Your dog’s fitness coach should give you a specific reason to ask your dog to do an exercise. This is true for any and every exercise. If you ask, “why are we doing Push-Ups?” your trainer should tell you what he or she is looking to achieve from this specific exercise. Why it was chosen as opposed to another exercise. And it should tie into the SMART goal for that workout, for that phase of training, and for that dog. If it does not tie into the goal, why are you spending time teaching it, practicing it and repeating it when you could be doing an exercise that would benefit your dog more? Never do an exercise just because someone else is doing it with their dog. And never, ever do an exercise because it is the latest craze on the internet. Fitness is not about flashy exercises. Sometimes exercises are chosen for reasons other than physical fitness but then these become tricks, and not useful for your goals in fitness.
Reason #6: Your fitness coach cannot determine whether it is a training issue or a physical fitness issue.
It is your coach’s job to be able to determine if your dog has a lack of understanding on what to do and how to do it versus your dog not having the physical capacity to do it. While it can be tricky to determine at times, it is still ultimately up to your coach to work through the issue and correct it. If your fitness coach cannot correct the issue, then it is up to your coach to choose a different exercise to target the intended aspect of fitness so that your dog can still reach the SMART goal. There is always another exercise or movement that will target the intended muscles, or challenge the balance, or stimulate the nerves in the desired manner. If your fitness coach has sufficient fitness experience (see reason #2) then your coach will be aware of the most common stumbling blocks in learning an exercise and how to address them.
Reason #7: Your fitness coach lumps balance and strength training together.
This may be the single biggest reason to fire your fitness coach.
Without a doubt, balance training and strength training are not the same thing. If your fitness coach cannot or does not do strength training without always involving balance equipment, fire your coach immediately and leave. Strength training has specific goals. Balance training has specific goals. A good coach will know how to separate and train these individually in order to maximize the benefits of each.
Combining the two is known as instability resistance training. This type of training has been shown to reduce the overall power and force production of agonist muscles to 70% of what it could be if done on a stable surface. Additionally, the rate at which the force can be produced is also slowed. Training with reduced force output and a slower rate production is less than advantageous for most athletes, canine or otherwise (Reference Essentials of Strength Training and Conditioning 4th Edition, National Strength & Conditioning Association, Copyright 2016). At the same time, this style of training will increase core activation 30% so it is important to know the reason your fitness coach has chosen to do this type of exercise. If the goal is to strengthen the agonist or prime mover, there are safer, more effective ways to do it- that your coach should know.

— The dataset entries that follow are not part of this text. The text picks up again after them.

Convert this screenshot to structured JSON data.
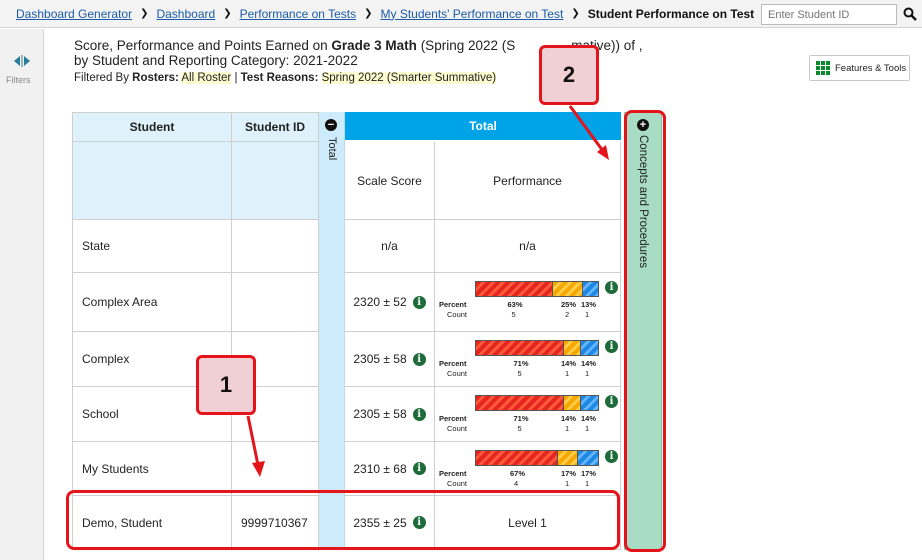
{
  "breadcrumb": {
    "items": [
      "Dashboard Generator",
      "Dashboard",
      "Performance on Tests",
      "My Students' Performance on Test"
    ],
    "current": "Student Performance on Test"
  },
  "search": {
    "placeholder": "Enter Student ID",
    "icon": "magnifier-icon"
  },
  "sidebar": {
    "filters_label": "Filters"
  },
  "heading": {
    "line1_pre": "Score, Performance and Points Earned on ",
    "line1_bold": "Grade 3 Math",
    "line1_post": " (Spring 2022 (S",
    "line1_tail": "mative)) of ,",
    "line2": "by Student and Reporting Category: 2021-2022",
    "filter_prefix": "Filtered By ",
    "rosters_label": "Rosters:",
    "rosters_value": "All Roster",
    "sep": " | ",
    "reasons_label": "Test Reasons:",
    "reasons_value": "Spring 2022 (Smarter Summative)"
  },
  "tools": {
    "label": "Features & Tools"
  },
  "table": {
    "col_student": "Student",
    "col_student_id": "Student ID",
    "total_strip_label": "Total",
    "total_header": "Total",
    "col_scale": "Scale Score",
    "col_performance": "Performance",
    "concepts_label": "Concepts and Procedures",
    "percent_label": "Percent",
    "count_label": "Count",
    "rows": [
      {
        "student": "State",
        "student_id": "",
        "scale": "n/a",
        "performance": "n/a"
      },
      {
        "student": "Complex Area",
        "student_id": "",
        "scale": "2320 ± 52",
        "bar": [
          63,
          25,
          13
        ],
        "pct": [
          "63%",
          "25%",
          "13%"
        ],
        "cnt": [
          "5",
          "2",
          "1"
        ]
      },
      {
        "student": "Complex",
        "student_id": "",
        "scale": "2305 ± 58",
        "bar": [
          71,
          14,
          14
        ],
        "pct": [
          "71%",
          "14%",
          "14%"
        ],
        "cnt": [
          "5",
          "1",
          "1"
        ]
      },
      {
        "student": "School",
        "student_id": "",
        "scale": "2305 ± 58",
        "bar": [
          71,
          14,
          14
        ],
        "pct": [
          "71%",
          "14%",
          "14%"
        ],
        "cnt": [
          "5",
          "1",
          "1"
        ]
      },
      {
        "student": "My Students",
        "student_id": "",
        "scale": "2310 ± 68",
        "bar": [
          67,
          17,
          17
        ],
        "pct": [
          "67%",
          "17%",
          "17%"
        ],
        "cnt": [
          "4",
          "1",
          "1"
        ]
      },
      {
        "student": "Demo, Student",
        "student_id": "9999710367",
        "scale": "2355 ± 25",
        "performance": "Level 1"
      }
    ]
  },
  "callouts": {
    "one": "1",
    "two": "2"
  },
  "colors": {
    "total_header": "#00a3e8",
    "concepts": "#a8dcc4",
    "callout_border": "#e4141b"
  }
}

While there are other reasons to fire your fitness coach, these 7 are directly related to the coach’s ability to safely, effectively, and efficiently improve your dog’s fitness for sports participation. If your coach does not make the grade, then move on to one who does.